This additional administrative burden may soon be a thing of the past according to the recently approved draft law for the Second Data Protection Adaptation and Implementation Act (2. Datenschutz- Anpassungs- und Umsetzungsgesetz, hereinafter “2. DSAnpUG”).
Under the General Data Protection Regulation (EU) 2016/679 (GDPR), consent generally does not have to be in a written form. However, the currently applicable version of sec. 26 para. 2 of the German Federal Data Protection Act (Bundesdatenschutzgesetz, hereinafter “BDSG”), states that employees consent for employment-related data processing, in most cases, must be in written form. In practice, employers have often sought to obtain a wet ink signature from employees, to be on the safe side.
On 20 September 2019, the German Federal Council approved the draft law for the 2. DSAnpUG. According to the amended version of the BDSG, consent in the context of an employment relationship can also be given electronically. The law has not been promulgated yet, but it is likely that the changes will come into force on 1 January 2020 at the earliest.
The legislator stated the following in the explanatory memorandum of the 2. DSAnpUG:
“Since consent can be given electronically, it is sufficient, for example, for the employer to save it as an email.”
This would mean that no qualified electronic signature, according to the German Civil Code will be required, which would also have led to considerable effort. Consequently, any evidence of consent that is permanently stored in a tamper-evident manner and allows the exhibitor to be identified, will in theory be acceptable. By allowing consent to be given electronically, the amendment aims to reduce the administrative burden on employers. The new regulation also helps to adapt the working practice to a digital working environment.

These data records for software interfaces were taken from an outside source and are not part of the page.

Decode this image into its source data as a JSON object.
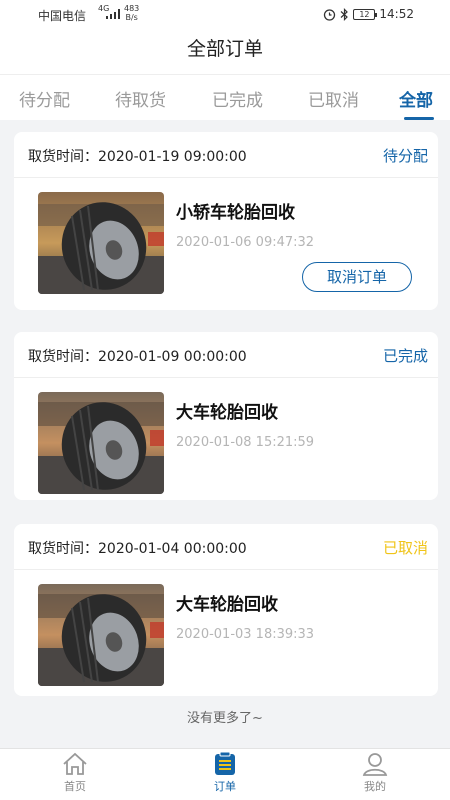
{
  "status_bar": {
    "carrier": "中国电信",
    "network": "4G",
    "speed_value": "483",
    "speed_unit": "B/s",
    "battery": "12",
    "time": "14:52"
  },
  "title": "全部订单",
  "tabs": [
    {
      "label": "待分配"
    },
    {
      "label": "待取货"
    },
    {
      "label": "已完成"
    },
    {
      "label": "已取消"
    },
    {
      "label": "全部"
    }
  ],
  "active_tab": "全部",
  "orders": [
    {
      "pickup": "取货时间：2020-01-19 09:00:00",
      "status": "待分配",
      "status_color": "#1565a8",
      "product": "小轿车轮胎回收",
      "created": "2020-01-06 09:47:32",
      "action": "取消订单"
    },
    {
      "pickup": "取货时间：2020-01-09 00:00:00",
      "status": "已完成",
      "status_color": "#1565a8",
      "product": "大车轮胎回收",
      "created": "2020-01-08 15:21:59"
    },
    {
      "pickup": "取货时间：2020-01-04 00:00:00",
      "status": "已取消",
      "status_color": "#f0c419",
      "product": "大车轮胎回收",
      "created": "2020-01-03 18:39:33"
    }
  ],
  "no_more": "没有更多了~",
  "nav": [
    {
      "label": "首页",
      "icon": "home-icon"
    },
    {
      "label": "订单",
      "icon": "order-icon"
    },
    {
      "label": "我的",
      "icon": "profile-icon"
    }
  ],
  "colors": {
    "accent": "#1565a8",
    "cancelled": "#f0c419"
  }
}
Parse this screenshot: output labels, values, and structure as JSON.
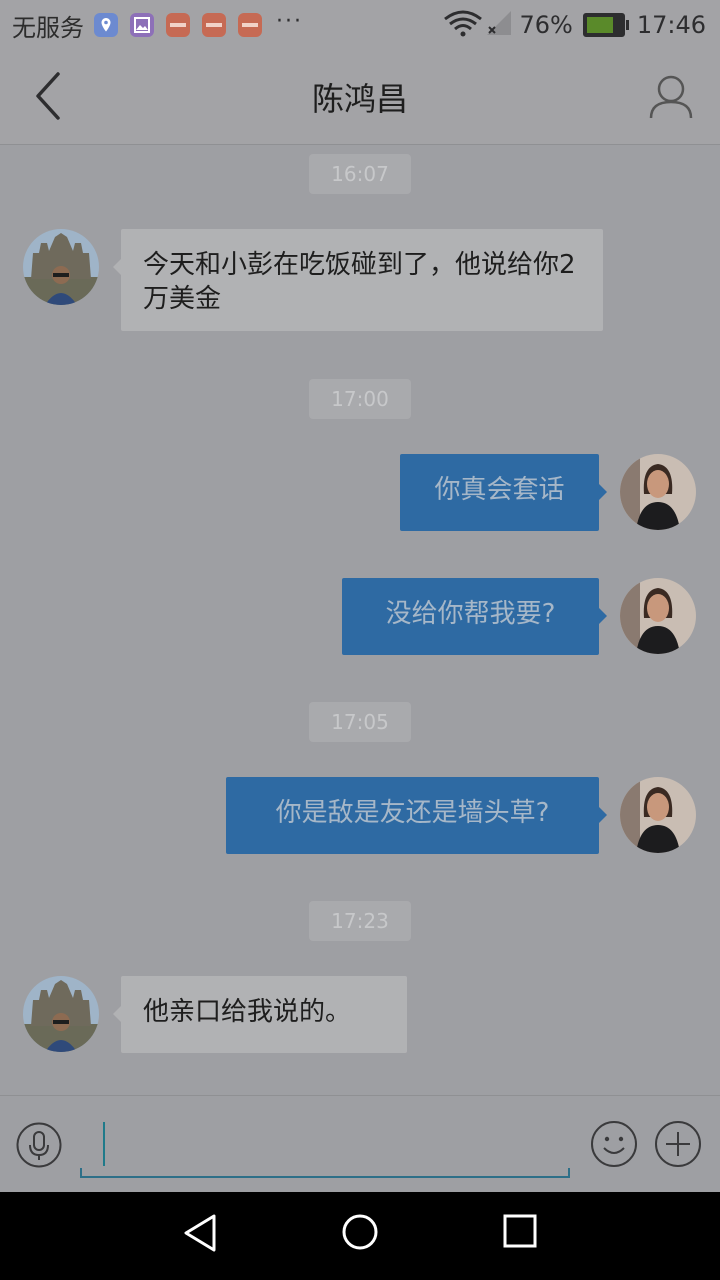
{
  "status_bar": {
    "carrier": "无服务",
    "notification_icons": [
      "map-icon",
      "gallery-icon",
      "news-app-icon",
      "news-app-icon",
      "news-app-icon"
    ],
    "more": "···",
    "battery_percent": "76%",
    "battery_level": 0.76,
    "time": "17:46"
  },
  "header": {
    "title": "陈鸿昌"
  },
  "messages": [
    {
      "type": "time",
      "text": "16:07"
    },
    {
      "type": "incoming",
      "text": "今天和小彭在吃饭碰到了，他说给你2万美金"
    },
    {
      "type": "time",
      "text": "17:00"
    },
    {
      "type": "outgoing",
      "text": "你真会套话"
    },
    {
      "type": "outgoing",
      "text": "没给你帮我要?"
    },
    {
      "type": "time",
      "text": "17:05"
    },
    {
      "type": "outgoing",
      "text": "你是敌是友还是墙头草?"
    },
    {
      "type": "time",
      "text": "17:23"
    },
    {
      "type": "incoming",
      "text": "他亲口给我说的。"
    }
  ],
  "composer": {
    "input_value": "",
    "placeholder": ""
  },
  "colors": {
    "outgoing_bubble": "#2e6aa3",
    "incoming_bubble": "#b1b2b4",
    "background": "#9e9fa3"
  }
}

The contents of this publication, current at the date of publication set out above, are for reference purposes only. They do not constitute legal advice and should not be relied upon as such. Specific legal advice about your specific circumstances should always be sought separately before taking any action based on this publication.
© Herbert Smith Freehills 2020